■ WHAT NEEDS TO BE DONE: Exact repetition of every record is required.

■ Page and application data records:
┄┄┄┄┄┄┄┄┄┄┄┄┄┄┄┄┄┄┄┄

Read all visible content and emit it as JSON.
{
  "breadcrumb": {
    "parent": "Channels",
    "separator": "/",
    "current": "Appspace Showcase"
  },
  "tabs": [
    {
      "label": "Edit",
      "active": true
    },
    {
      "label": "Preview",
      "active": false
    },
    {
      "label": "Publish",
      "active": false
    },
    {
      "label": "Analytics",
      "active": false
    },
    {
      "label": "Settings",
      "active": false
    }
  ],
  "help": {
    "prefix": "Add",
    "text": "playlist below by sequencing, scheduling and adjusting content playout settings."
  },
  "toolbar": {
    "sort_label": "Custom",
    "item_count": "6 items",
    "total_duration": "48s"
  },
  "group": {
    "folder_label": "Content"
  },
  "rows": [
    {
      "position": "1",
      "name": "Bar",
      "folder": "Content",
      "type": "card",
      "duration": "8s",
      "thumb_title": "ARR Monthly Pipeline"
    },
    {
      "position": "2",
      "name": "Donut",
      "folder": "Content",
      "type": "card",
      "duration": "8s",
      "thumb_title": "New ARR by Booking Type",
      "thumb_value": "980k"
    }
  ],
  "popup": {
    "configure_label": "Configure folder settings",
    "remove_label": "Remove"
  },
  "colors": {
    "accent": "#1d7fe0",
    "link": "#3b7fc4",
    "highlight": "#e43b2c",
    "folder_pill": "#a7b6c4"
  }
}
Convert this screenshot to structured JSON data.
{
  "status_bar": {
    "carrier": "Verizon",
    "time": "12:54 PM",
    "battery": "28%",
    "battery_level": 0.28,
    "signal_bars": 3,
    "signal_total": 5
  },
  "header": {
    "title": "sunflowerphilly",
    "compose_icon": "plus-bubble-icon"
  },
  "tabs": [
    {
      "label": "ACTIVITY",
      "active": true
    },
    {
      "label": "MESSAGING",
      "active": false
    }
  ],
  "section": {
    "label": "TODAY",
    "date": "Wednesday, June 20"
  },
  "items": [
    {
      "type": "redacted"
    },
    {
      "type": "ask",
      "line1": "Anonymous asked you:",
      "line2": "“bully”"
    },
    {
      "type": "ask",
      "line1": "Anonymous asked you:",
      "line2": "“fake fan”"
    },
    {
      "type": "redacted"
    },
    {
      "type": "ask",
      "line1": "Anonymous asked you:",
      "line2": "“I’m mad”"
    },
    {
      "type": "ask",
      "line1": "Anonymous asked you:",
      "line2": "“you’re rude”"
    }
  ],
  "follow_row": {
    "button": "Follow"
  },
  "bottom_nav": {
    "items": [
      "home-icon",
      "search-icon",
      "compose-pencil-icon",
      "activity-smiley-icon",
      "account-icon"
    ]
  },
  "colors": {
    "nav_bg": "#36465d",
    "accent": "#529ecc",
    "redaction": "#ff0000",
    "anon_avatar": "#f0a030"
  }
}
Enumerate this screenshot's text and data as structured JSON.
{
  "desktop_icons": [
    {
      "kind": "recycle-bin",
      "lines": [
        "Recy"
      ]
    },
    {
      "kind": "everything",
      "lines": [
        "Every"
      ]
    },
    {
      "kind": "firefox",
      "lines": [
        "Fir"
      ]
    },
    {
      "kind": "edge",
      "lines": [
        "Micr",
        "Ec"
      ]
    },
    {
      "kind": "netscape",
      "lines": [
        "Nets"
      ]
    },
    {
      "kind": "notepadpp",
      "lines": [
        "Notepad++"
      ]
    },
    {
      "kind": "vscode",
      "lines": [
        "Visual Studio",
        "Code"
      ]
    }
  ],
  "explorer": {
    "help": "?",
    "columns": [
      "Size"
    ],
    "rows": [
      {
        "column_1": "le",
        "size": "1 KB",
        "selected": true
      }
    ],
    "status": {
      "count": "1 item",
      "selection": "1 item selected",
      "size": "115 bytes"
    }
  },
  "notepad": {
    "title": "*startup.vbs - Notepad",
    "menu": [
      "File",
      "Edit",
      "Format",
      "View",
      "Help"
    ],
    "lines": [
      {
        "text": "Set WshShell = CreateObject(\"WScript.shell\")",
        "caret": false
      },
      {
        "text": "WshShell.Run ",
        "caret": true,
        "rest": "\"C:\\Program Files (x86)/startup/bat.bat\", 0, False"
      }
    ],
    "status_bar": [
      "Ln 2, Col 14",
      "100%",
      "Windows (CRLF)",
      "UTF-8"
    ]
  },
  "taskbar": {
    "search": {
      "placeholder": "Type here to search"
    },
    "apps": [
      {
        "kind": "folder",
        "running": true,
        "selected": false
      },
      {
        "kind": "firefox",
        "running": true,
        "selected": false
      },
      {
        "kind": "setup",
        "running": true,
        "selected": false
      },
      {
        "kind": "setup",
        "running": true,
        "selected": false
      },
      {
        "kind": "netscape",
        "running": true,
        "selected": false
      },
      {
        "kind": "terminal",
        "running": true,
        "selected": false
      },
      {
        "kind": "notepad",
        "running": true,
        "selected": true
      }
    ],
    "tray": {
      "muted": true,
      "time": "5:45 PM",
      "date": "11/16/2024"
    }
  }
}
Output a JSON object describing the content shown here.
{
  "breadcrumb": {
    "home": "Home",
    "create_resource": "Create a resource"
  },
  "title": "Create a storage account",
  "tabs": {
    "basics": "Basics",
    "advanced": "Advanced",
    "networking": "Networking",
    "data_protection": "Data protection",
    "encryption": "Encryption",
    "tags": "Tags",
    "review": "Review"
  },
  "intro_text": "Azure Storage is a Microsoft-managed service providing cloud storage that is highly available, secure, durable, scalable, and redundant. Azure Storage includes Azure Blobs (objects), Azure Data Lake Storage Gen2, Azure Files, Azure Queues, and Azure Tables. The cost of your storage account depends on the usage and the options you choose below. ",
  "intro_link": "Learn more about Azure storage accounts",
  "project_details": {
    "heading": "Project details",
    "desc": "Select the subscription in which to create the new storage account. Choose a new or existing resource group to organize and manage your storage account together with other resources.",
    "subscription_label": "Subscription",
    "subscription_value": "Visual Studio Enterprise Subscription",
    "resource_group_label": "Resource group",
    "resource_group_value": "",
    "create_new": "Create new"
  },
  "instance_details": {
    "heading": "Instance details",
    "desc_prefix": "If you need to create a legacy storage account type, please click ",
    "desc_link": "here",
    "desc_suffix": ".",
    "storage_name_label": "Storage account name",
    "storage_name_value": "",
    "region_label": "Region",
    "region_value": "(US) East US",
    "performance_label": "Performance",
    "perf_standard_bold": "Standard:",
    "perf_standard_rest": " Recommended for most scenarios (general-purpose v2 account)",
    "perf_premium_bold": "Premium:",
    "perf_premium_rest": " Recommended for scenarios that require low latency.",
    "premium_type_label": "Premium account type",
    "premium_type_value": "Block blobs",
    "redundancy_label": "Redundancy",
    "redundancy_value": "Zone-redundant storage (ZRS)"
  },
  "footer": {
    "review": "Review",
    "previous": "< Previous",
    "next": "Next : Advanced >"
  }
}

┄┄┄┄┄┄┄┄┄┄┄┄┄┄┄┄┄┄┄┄

■ RESPONSE AREA:
Read all visible content and emit it as JSON.
{
  "breadcrumb": {
    "parent": "Channels",
    "separator": "/",
    "current": "Appspace Showcase"
  },
  "tabs": [
    {
      "label": "Edit",
      "active": true
    },
    {
      "label": "Preview",
      "active": false
    },
    {
      "label": "Publish",
      "active": false
    },
    {
      "label": "Analytics",
      "active": false
    },
    {
      "label": "Settings",
      "active": false
    }
  ],
  "help": {
    "prefix": "Add",
    "text": "playlist below by sequencing, scheduling and adjusting content playout settings."
  },
  "toolbar": {
    "sort_label": "Custom",
    "item_count": "6 items",
    "total_duration": "48s"
  },
  "group": {
    "folder_label": "Content"
  },
  "rows": [
    {
      "position": "1",
      "name": "Bar",
      "folder": "Content",
      "type": "card",
      "duration": "8s",
      "thumb_title": "ARR Monthly Pipeline"
    },
    {
      "position": "2",
      "name": "Donut",
      "folder": "Content",
      "type": "card",
      "duration": "8s",
      "thumb_title": "New ARR by Booking Type",
      "thumb_value": "980k"
    }
  ],
  "popup": {
    "configure_label": "Configure folder settings",
    "remove_label": "Remove"
  },
  "colors": {
    "accent": "#1d7fe0",
    "link": "#3b7fc4",
    "highlight": "#e43b2c",
    "folder_pill": "#a7b6c4"
  }
}
Convert this screenshot to structured JSON data.
{
  "status_bar": {
    "carrier": "Verizon",
    "time": "12:54 PM",
    "battery": "28%",
    "battery_level": 0.28,
    "signal_bars": 3,
    "signal_total": 5
  },
  "header": {
    "title": "sunflowerphilly",
    "compose_icon": "plus-bubble-icon"
  },
  "tabs": [
    {
      "label": "ACTIVITY",
      "active": true
    },
    {
      "label": "MESSAGING",
      "active": false
    }
  ],
  "section": {
    "label": "TODAY",
    "date": "Wednesday, June 20"
  },
  "items": [
    {
      "type": "redacted"
    },
    {
      "type": "ask",
      "line1": "Anonymous asked you:",
      "line2": "“bully”"
    },
    {
      "type": "ask",
      "line1": "Anonymous asked you:",
      "line2": "“fake fan”"
    },
    {
      "type": "redacted"
    },
    {
      "type": "ask",
      "line1": "Anonymous asked you:",
      "line2": "“I’m mad”"
    },
    {
      "type": "ask",
      "line1": "Anonymous asked you:",
      "line2": "“you’re rude”"
    }
  ],
  "follow_row": {
    "button": "Follow"
  },
  "bottom_nav": {
    "items": [
      "home-icon",
      "search-icon",
      "compose-pencil-icon",
      "activity-smiley-icon",
      "account-icon"
    ]
  },
  "colors": {
    "nav_bg": "#36465d",
    "accent": "#529ecc",
    "redaction": "#ff0000",
    "anon_avatar": "#f0a030"
  }
}
Enumerate this screenshot's text and data as structured JSON.
{
  "desktop_icons": [
    {
      "kind": "recycle-bin",
      "lines": [
        "Recy"
      ]
    },
    {
      "kind": "everything",
      "lines": [
        "Every"
      ]
    },
    {
      "kind": "firefox",
      "lines": [
        "Fir"
      ]
    },
    {
      "kind": "edge",
      "lines": [
        "Micr",
        "Ec"
      ]
    },
    {
      "kind": "netscape",
      "lines": [
        "Nets"
      ]
    },
    {
      "kind": "notepadpp",
      "lines": [
        "Notepad++"
      ]
    },
    {
      "kind": "vscode",
      "lines": [
        "Visual Studio",
        "Code"
      ]
    }
  ],
  "explorer": {
    "help": "?",
    "columns": [
      "Size"
    ],
    "rows": [
      {
        "column_1": "le",
        "size": "1 KB",
        "selected": true
      }
    ],
    "status": {
      "count": "1 item",
      "selection": "1 item selected",
      "size": "115 bytes"
    }
  },
  "notepad": {
    "title": "*startup.vbs - Notepad",
    "menu": [
      "File",
      "Edit",
      "Format",
      "View",
      "Help"
    ],
    "lines": [
      {
        "text": "Set WshShell = CreateObject(\"WScript.shell\")",
        "caret": false
      },
      {
        "text": "WshShell.Run ",
        "caret": true,
        "rest": "\"C:\\Program Files (x86)/startup/bat.bat\", 0, False"
      }
    ],
    "status_bar": [
      "Ln 2, Col 14",
      "100%",
      "Windows (CRLF)",
      "UTF-8"
    ]
  },
  "taskbar": {
    "search": {
      "placeholder": "Type here to search"
    },
    "apps": [
      {
        "kind": "folder",
        "running": true,
        "selected": false
      },
      {
        "kind": "firefox",
        "running": true,
        "selected": false
      },
      {
        "kind": "setup",
        "running": true,
        "selected": false
      },
      {
        "kind": "setup",
        "running": true,
        "selected": false
      },
      {
        "kind": "netscape",
        "running": true,
        "selected": false
      },
      {
        "kind": "terminal",
        "running": true,
        "selected": false
      },
      {
        "kind": "notepad",
        "running": true,
        "selected": true
      }
    ],
    "tray": {
      "muted": true,
      "time": "5:45 PM",
      "date": "11/16/2024"
    }
  }
}
Output a JSON object describing the content shown here.
{
  "breadcrumb": {
    "home": "Home",
    "create_resource": "Create a resource"
  },
  "title": "Create a storage account",
  "tabs": {
    "basics": "Basics",
    "advanced": "Advanced",
    "networking": "Networking",
    "data_protection": "Data protection",
    "encryption": "Encryption",
    "tags": "Tags",
    "review": "Review"
  },
  "intro_text": "Azure Storage is a Microsoft-managed service providing cloud storage that is highly available, secure, durable, scalable, and redundant. Azure Storage includes Azure Blobs (objects), Azure Data Lake Storage Gen2, Azure Files, Azure Queues, and Azure Tables. The cost of your storage account depends on the usage and the options you choose below. ",
  "intro_link": "Learn more about Azure storage accounts",
  "project_details": {
    "heading": "Project details",
    "desc": "Select the subscription in which to create the new storage account. Choose a new or existing resource group to organize and manage your storage account together with other resources.",
    "subscription_label": "Subscription",
    "subscription_value": "Visual Studio Enterprise Subscription",
    "resource_group_label": "Resource group",
    "resource_group_value": "",
    "create_new": "Create new"
  },
  "instance_details": {
    "heading": "Instance details",
    "desc_prefix": "If you need to create a legacy storage account type, please click ",
    "desc_link": "here",
    "desc_suffix": ".",
    "storage_name_label": "Storage account name",
    "storage_name_value": "",
    "region_label": "Region",
    "region_value": "(US) East US",
    "performance_label": "Performance",
    "perf_standard_bold": "Standard:",
    "perf_standard_rest": " Recommended for most scenarios (general-purpose v2 account)",
    "perf_premium_bold": "Premium:",
    "perf_premium_rest": " Recommended for scenarios that require low latency.",
    "premium_type_label": "Premium account type",
    "premium_type_value": "Block blobs",
    "redundancy_label": "Redundancy",
    "redundancy_value": "Zone-redundant storage (ZRS)"
  },
  "footer": {
    "review": "Review",
    "previous": "< Previous",
    "next": "Next : Advanced >"
  }
}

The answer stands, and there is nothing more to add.